• **Task prompt**:
What is needed is a word-for-word copy of all the entries, minus the pictures.

Data about app and page elements:
-.-.-

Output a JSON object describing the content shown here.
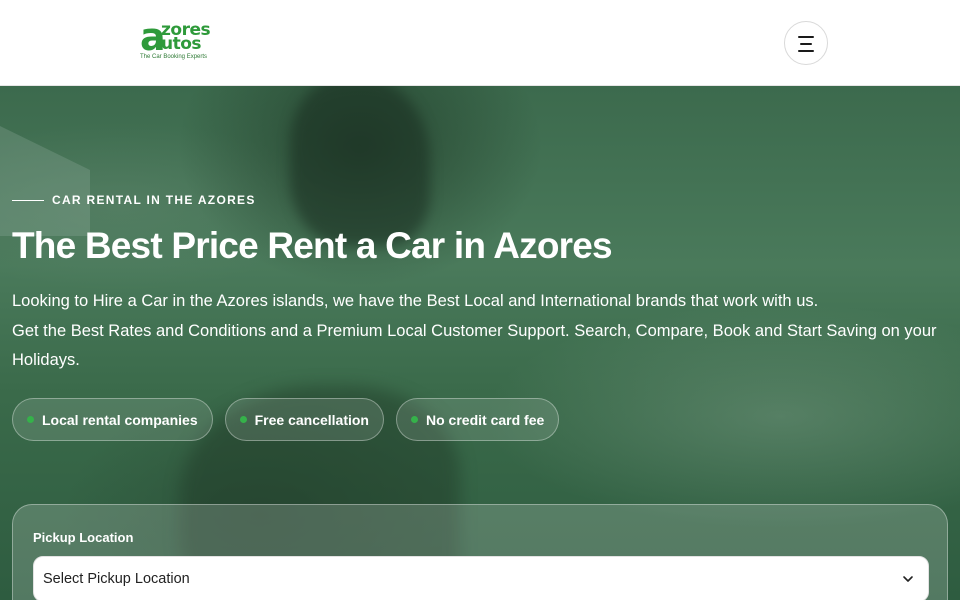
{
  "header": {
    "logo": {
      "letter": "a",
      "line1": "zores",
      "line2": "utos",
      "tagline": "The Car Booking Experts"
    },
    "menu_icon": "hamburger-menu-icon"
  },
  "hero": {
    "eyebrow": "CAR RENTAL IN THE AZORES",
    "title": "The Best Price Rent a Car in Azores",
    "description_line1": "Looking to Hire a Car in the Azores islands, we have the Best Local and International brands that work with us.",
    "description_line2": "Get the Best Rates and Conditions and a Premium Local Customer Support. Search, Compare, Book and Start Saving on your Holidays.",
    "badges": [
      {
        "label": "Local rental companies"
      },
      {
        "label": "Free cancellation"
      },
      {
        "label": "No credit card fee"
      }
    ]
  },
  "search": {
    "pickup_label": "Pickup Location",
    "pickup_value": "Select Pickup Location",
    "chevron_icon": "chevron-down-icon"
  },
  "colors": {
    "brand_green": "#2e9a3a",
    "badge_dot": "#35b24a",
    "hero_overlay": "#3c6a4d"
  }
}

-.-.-

• **Written response**:
Output a JSON object describing the content shown here.
{
  "header": {
    "logo": {
      "letter": "a",
      "line1": "zores",
      "line2": "utos",
      "tagline": "The Car Booking Experts"
    },
    "menu_icon": "hamburger-menu-icon"
  },
  "hero": {
    "eyebrow": "CAR RENTAL IN THE AZORES",
    "title": "The Best Price Rent a Car in Azores",
    "description_line1": "Looking to Hire a Car in the Azores islands, we have the Best Local and International brands that work with us.",
    "description_line2": "Get the Best Rates and Conditions and a Premium Local Customer Support. Search, Compare, Book and Start Saving on your Holidays.",
    "badges": [
      {
        "label": "Local rental companies"
      },
      {
        "label": "Free cancellation"
      },
      {
        "label": "No credit card fee"
      }
    ]
  },
  "search": {
    "pickup_label": "Pickup Location",
    "pickup_value": "Select Pickup Location",
    "chevron_icon": "chevron-down-icon"
  },
  "colors": {
    "brand_green": "#2e9a3a",
    "badge_dot": "#35b24a",
    "hero_overlay": "#3c6a4d"
  }
}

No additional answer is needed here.